EXERCISE: The response should consist of the records that follow, printed exactly.

GIVEN DATA:
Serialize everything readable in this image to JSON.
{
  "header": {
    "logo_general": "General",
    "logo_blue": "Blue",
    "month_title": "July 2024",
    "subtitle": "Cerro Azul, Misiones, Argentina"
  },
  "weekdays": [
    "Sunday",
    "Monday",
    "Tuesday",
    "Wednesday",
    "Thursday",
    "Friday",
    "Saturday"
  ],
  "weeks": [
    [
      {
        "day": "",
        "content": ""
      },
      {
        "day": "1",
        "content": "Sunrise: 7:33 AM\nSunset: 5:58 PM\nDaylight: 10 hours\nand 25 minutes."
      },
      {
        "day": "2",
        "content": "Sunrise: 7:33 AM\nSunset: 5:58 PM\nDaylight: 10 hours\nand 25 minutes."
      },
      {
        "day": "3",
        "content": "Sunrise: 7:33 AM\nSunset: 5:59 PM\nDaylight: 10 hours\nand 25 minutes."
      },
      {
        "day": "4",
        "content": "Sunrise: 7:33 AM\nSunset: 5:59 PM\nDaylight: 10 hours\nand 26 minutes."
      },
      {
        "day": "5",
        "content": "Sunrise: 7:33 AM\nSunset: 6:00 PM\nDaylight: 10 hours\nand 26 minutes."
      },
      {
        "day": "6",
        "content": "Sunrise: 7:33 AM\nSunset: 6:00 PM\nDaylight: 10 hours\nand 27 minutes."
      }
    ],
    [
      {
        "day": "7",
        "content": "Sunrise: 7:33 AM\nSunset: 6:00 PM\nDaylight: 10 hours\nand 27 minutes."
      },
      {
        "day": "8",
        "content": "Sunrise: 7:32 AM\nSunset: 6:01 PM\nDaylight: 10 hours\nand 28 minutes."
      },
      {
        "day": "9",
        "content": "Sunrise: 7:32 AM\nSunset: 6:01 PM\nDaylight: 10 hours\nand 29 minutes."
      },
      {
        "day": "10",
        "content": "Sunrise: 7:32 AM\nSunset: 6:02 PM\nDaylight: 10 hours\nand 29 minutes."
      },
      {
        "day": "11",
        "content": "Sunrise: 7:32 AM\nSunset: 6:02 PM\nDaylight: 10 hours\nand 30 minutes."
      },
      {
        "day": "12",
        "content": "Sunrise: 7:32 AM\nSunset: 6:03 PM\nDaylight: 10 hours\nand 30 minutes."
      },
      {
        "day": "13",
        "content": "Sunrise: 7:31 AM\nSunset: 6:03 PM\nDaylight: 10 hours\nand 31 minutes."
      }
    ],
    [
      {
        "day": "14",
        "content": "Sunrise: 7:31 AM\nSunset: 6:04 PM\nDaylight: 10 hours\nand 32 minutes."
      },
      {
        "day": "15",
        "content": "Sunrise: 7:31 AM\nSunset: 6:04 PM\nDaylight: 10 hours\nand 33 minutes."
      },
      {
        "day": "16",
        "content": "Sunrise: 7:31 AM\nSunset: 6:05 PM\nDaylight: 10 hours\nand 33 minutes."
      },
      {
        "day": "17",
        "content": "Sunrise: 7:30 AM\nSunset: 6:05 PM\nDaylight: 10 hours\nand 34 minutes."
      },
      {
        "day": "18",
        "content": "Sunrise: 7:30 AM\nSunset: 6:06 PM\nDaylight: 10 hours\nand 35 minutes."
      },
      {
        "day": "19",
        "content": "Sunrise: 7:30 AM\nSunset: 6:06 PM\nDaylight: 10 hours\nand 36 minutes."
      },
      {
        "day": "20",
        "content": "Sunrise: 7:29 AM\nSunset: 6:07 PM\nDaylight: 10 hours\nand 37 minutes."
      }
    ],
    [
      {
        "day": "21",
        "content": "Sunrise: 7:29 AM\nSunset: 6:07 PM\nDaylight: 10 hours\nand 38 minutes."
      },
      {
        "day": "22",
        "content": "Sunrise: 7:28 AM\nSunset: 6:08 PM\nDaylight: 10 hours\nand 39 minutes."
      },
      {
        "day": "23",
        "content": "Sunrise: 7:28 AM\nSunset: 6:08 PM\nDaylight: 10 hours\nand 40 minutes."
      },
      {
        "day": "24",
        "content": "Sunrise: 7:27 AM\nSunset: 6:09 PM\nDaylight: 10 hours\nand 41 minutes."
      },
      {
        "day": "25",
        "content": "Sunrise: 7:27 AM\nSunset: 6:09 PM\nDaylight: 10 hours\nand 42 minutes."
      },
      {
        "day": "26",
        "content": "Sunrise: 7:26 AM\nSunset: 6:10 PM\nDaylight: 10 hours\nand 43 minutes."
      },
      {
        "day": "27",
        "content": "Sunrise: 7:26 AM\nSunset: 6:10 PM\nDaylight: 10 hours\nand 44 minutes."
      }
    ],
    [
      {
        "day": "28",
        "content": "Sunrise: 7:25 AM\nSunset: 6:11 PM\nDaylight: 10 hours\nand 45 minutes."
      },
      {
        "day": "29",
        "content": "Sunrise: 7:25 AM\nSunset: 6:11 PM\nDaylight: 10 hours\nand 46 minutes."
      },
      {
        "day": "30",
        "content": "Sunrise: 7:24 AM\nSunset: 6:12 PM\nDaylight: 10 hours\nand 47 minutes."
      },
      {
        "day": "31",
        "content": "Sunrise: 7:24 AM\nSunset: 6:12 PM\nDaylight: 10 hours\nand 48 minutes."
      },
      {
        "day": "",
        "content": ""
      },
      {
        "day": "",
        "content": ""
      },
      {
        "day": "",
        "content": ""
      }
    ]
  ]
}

TASK SOLUTION:
Serialize everything readable in this image to JSON.
{
  "header": {
    "logo_general": "General",
    "logo_blue": "Blue",
    "month_title": "July 2024",
    "subtitle": "Cerro Azul, Misiones, Argentina"
  },
  "weekdays": [
    "Sunday",
    "Monday",
    "Tuesday",
    "Wednesday",
    "Thursday",
    "Friday",
    "Saturday"
  ],
  "weeks": [
    [
      {
        "day": "",
        "content": ""
      },
      {
        "day": "1",
        "content": "Sunrise: 7:33 AM\nSunset: 5:58 PM\nDaylight: 10 hours\nand 25 minutes."
      },
      {
        "day": "2",
        "content": "Sunrise: 7:33 AM\nSunset: 5:58 PM\nDaylight: 10 hours\nand 25 minutes."
      },
      {
        "day": "3",
        "content": "Sunrise: 7:33 AM\nSunset: 5:59 PM\nDaylight: 10 hours\nand 25 minutes."
      },
      {
        "day": "4",
        "content": "Sunrise: 7:33 AM\nSunset: 5:59 PM\nDaylight: 10 hours\nand 26 minutes."
      },
      {
        "day": "5",
        "content": "Sunrise: 7:33 AM\nSunset: 6:00 PM\nDaylight: 10 hours\nand 26 minutes."
      },
      {
        "day": "6",
        "content": "Sunrise: 7:33 AM\nSunset: 6:00 PM\nDaylight: 10 hours\nand 27 minutes."
      }
    ],
    [
      {
        "day": "7",
        "content": "Sunrise: 7:33 AM\nSunset: 6:00 PM\nDaylight: 10 hours\nand 27 minutes."
      },
      {
        "day": "8",
        "content": "Sunrise: 7:32 AM\nSunset: 6:01 PM\nDaylight: 10 hours\nand 28 minutes."
      },
      {
        "day": "9",
        "content": "Sunrise: 7:32 AM\nSunset: 6:01 PM\nDaylight: 10 hours\nand 29 minutes."
      },
      {
        "day": "10",
        "content": "Sunrise: 7:32 AM\nSunset: 6:02 PM\nDaylight: 10 hours\nand 29 minutes."
      },
      {
        "day": "11",
        "content": "Sunrise: 7:32 AM\nSunset: 6:02 PM\nDaylight: 10 hours\nand 30 minutes."
      },
      {
        "day": "12",
        "content": "Sunrise: 7:32 AM\nSunset: 6:03 PM\nDaylight: 10 hours\nand 30 minutes."
      },
      {
        "day": "13",
        "content": "Sunrise: 7:31 AM\nSunset: 6:03 PM\nDaylight: 10 hours\nand 31 minutes."
      }
    ],
    [
      {
        "day": "14",
        "content": "Sunrise: 7:31 AM\nSunset: 6:04 PM\nDaylight: 10 hours\nand 32 minutes."
      },
      {
        "day": "15",
        "content": "Sunrise: 7:31 AM\nSunset: 6:04 PM\nDaylight: 10 hours\nand 33 minutes."
      },
      {
        "day": "16",
        "content": "Sunrise: 7:31 AM\nSunset: 6:05 PM\nDaylight: 10 hours\nand 33 minutes."
      },
      {
        "day": "17",
        "content": "Sunrise: 7:30 AM\nSunset: 6:05 PM\nDaylight: 10 hours\nand 34 minutes."
      },
      {
        "day": "18",
        "content": "Sunrise: 7:30 AM\nSunset: 6:06 PM\nDaylight: 10 hours\nand 35 minutes."
      },
      {
        "day": "19",
        "content": "Sunrise: 7:30 AM\nSunset: 6:06 PM\nDaylight: 10 hours\nand 36 minutes."
      },
      {
        "day": "20",
        "content": "Sunrise: 7:29 AM\nSunset: 6:07 PM\nDaylight: 10 hours\nand 37 minutes."
      }
    ],
    [
      {
        "day": "21",
        "content": "Sunrise: 7:29 AM\nSunset: 6:07 PM\nDaylight: 10 hours\nand 38 minutes."
      },
      {
        "day": "22",
        "content": "Sunrise: 7:28 AM\nSunset: 6:08 PM\nDaylight: 10 hours\nand 39 minutes."
      },
      {
        "day": "23",
        "content": "Sunrise: 7:28 AM\nSunset: 6:08 PM\nDaylight: 10 hours\nand 40 minutes."
      },
      {
        "day": "24",
        "content": "Sunrise: 7:27 AM\nSunset: 6:09 PM\nDaylight: 10 hours\nand 41 minutes."
      },
      {
        "day": "25",
        "content": "Sunrise: 7:27 AM\nSunset: 6:09 PM\nDaylight: 10 hours\nand 42 minutes."
      },
      {
        "day": "26",
        "content": "Sunrise: 7:26 AM\nSunset: 6:10 PM\nDaylight: 10 hours\nand 43 minutes."
      },
      {
        "day": "27",
        "content": "Sunrise: 7:26 AM\nSunset: 6:10 PM\nDaylight: 10 hours\nand 44 minutes."
      }
    ],
    [
      {
        "day": "28",
        "content": "Sunrise: 7:25 AM\nSunset: 6:11 PM\nDaylight: 10 hours\nand 45 minutes."
      },
      {
        "day": "29",
        "content": "Sunrise: 7:25 AM\nSunset: 6:11 PM\nDaylight: 10 hours\nand 46 minutes."
      },
      {
        "day": "30",
        "content": "Sunrise: 7:24 AM\nSunset: 6:12 PM\nDaylight: 10 hours\nand 47 minutes."
      },
      {
        "day": "31",
        "content": "Sunrise: 7:24 AM\nSunset: 6:12 PM\nDaylight: 10 hours\nand 48 minutes."
      },
      {
        "day": "",
        "content": ""
      },
      {
        "day": "",
        "content": ""
      },
      {
        "day": "",
        "content": ""
      }
    ]
  ]
}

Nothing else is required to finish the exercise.